(1) Some time ago I found the following FBII-code that does the recursive search _without_ stack problems. It is based on the code proposed by Apple (IM-1992/Files/2-43) and works under OS 6.x but is rather slow.
A recursive cat search for mini-runtime applications and/or code resources. by R.W. Lambert & Mel Patrick, Copyright copyright 1995, Ariel Publishing, Inc.
(2) An elegant and much faster solution (OS 7.x and newer) is to use PBCatSearch (IM-1992/Files/2-204). There is an Apple's example code as well (IM-1992/Files/2-38) and in the FB examples folder you will find this demo:
by Ross W. Lambert, Copyright copyright 1995, Ariel Publishing, Inc. All Right Reserved
A search cache of 16k for PBCatSearch at least doubles the search speed.
In general, you can pass either a full or partial path name in the 3rd parameter of FILES$(-x,...), as long as the path name specifies a directory (rather than a file). A full path name always contains at least one colon but never begins with one. A partial (relative) path name either begins with a colon, or contains no colons. If you use a partial path name, the path is considered to be relative to the current default directory. The simplest partial path name is just ":", which indicates, "the current default directory." Examples:
FILES$(-n, , ":", v%) returns an item in the current default directory;
FILES$(-n, , "myDisk:", v%) returns an item at the root level of the volume called "myDisk" (note the colon);
FILES$(-n, , "xyz", v%) looks for a folder called "xyz" within the current default directory, and returns an item that's in "xyz" (note no colon);
FILES$(-x,,path$,vRefNum%) returns the name of a file or folder which is located in the directory specified by path$. If the returned name ends with a colon, it's a folder; otherwise it's a file. If "x" is greater than the number of files & folders within the specified directory, then FILES$ returns an empty string.
FILES$ only returns the names of items within the _first level_ of the indicated directory--not within any deeper directories.

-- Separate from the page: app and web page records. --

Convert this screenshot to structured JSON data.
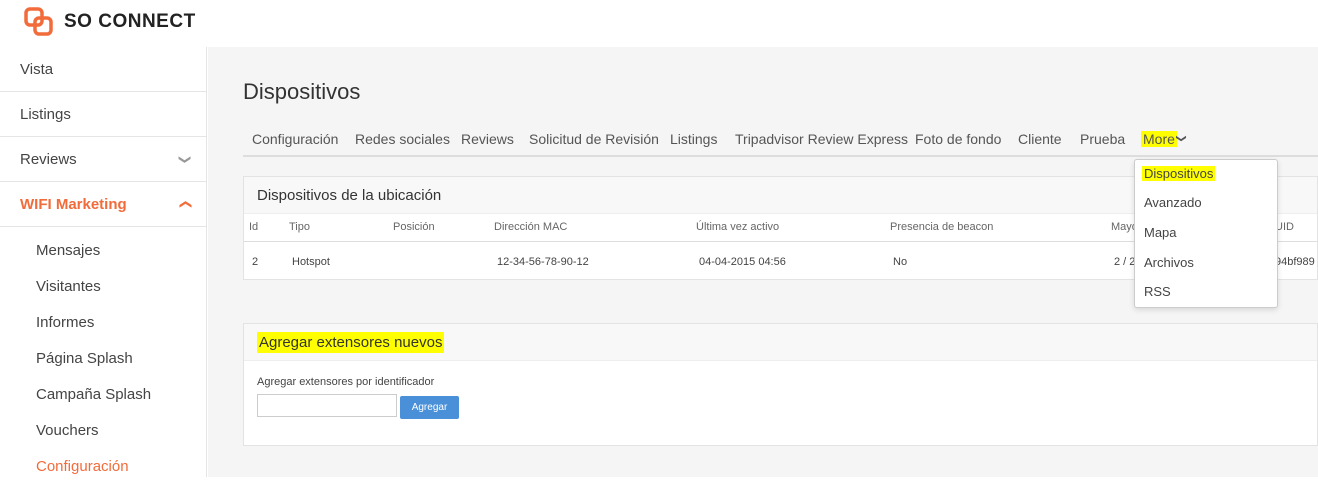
{
  "brand": {
    "name": "SO CONNECT",
    "accent": "#f26b3a",
    "highlight": "#ffff00",
    "button": "#4a90d9"
  },
  "sidebar": {
    "items": [
      {
        "label": "Vista"
      },
      {
        "label": "Listings"
      },
      {
        "label": "Reviews",
        "icon": "chevron-down-icon"
      },
      {
        "label": "WIFI Marketing",
        "icon": "chevron-up-icon"
      }
    ],
    "subitems": [
      {
        "label": "Mensajes"
      },
      {
        "label": "Visitantes"
      },
      {
        "label": "Informes"
      },
      {
        "label": "Página Splash"
      },
      {
        "label": "Campaña Splash"
      },
      {
        "label": "Vouchers"
      },
      {
        "label": "Configuración"
      }
    ]
  },
  "page": {
    "title": "Dispositivos"
  },
  "tabs": [
    {
      "label": "Configuración"
    },
    {
      "label": "Redes sociales"
    },
    {
      "label": "Reviews"
    },
    {
      "label": "Solicitud de Revisión"
    },
    {
      "label": "Listings"
    },
    {
      "label": "Tripadvisor Review Express"
    },
    {
      "label": "Foto de fondo"
    },
    {
      "label": "Cliente"
    },
    {
      "label": "Prueba"
    },
    {
      "label": "More",
      "icon": "chevron-down-icon"
    }
  ],
  "more_menu": [
    {
      "label": "Dispositivos"
    },
    {
      "label": "Avanzado"
    },
    {
      "label": "Mapa"
    },
    {
      "label": "Archivos"
    },
    {
      "label": "RSS"
    }
  ],
  "devices_panel": {
    "title": "Dispositivos de la ubicación",
    "columns": [
      "Id",
      "Tipo",
      "Posición",
      "Dirección MAC",
      "Última vez activo",
      "Presencia de beacon",
      "Mayo",
      "UID"
    ],
    "row": {
      "id": "2",
      "tipo": "Hotspot",
      "posicion": "",
      "mac": "12-34-56-78-90-12",
      "ultima": "04-04-2015 04:56",
      "beacon": "No",
      "mayo": "2 / 2",
      "uid": "94bf989"
    }
  },
  "extenders_panel": {
    "title": "Agregar extensores nuevos",
    "label": "Agregar extensores por identificador",
    "input_value": "",
    "button": "Agregar"
  }
}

FILES$(-x, , path$, vRefNum%) returns a true volume reference number (_not_ a working directory reference number, strangely enough) corresponding to the volume which contains the returned item. This number is _not_ suitable for passing to the OPEN statement, unless the file you want to open happens to be in the volume's root directory. Your best bet may be to try to build a full path name ending with the file's name, and passing that to OPEN (when you pass a full path name to OPEN, the vRefNum% parameter is ignored).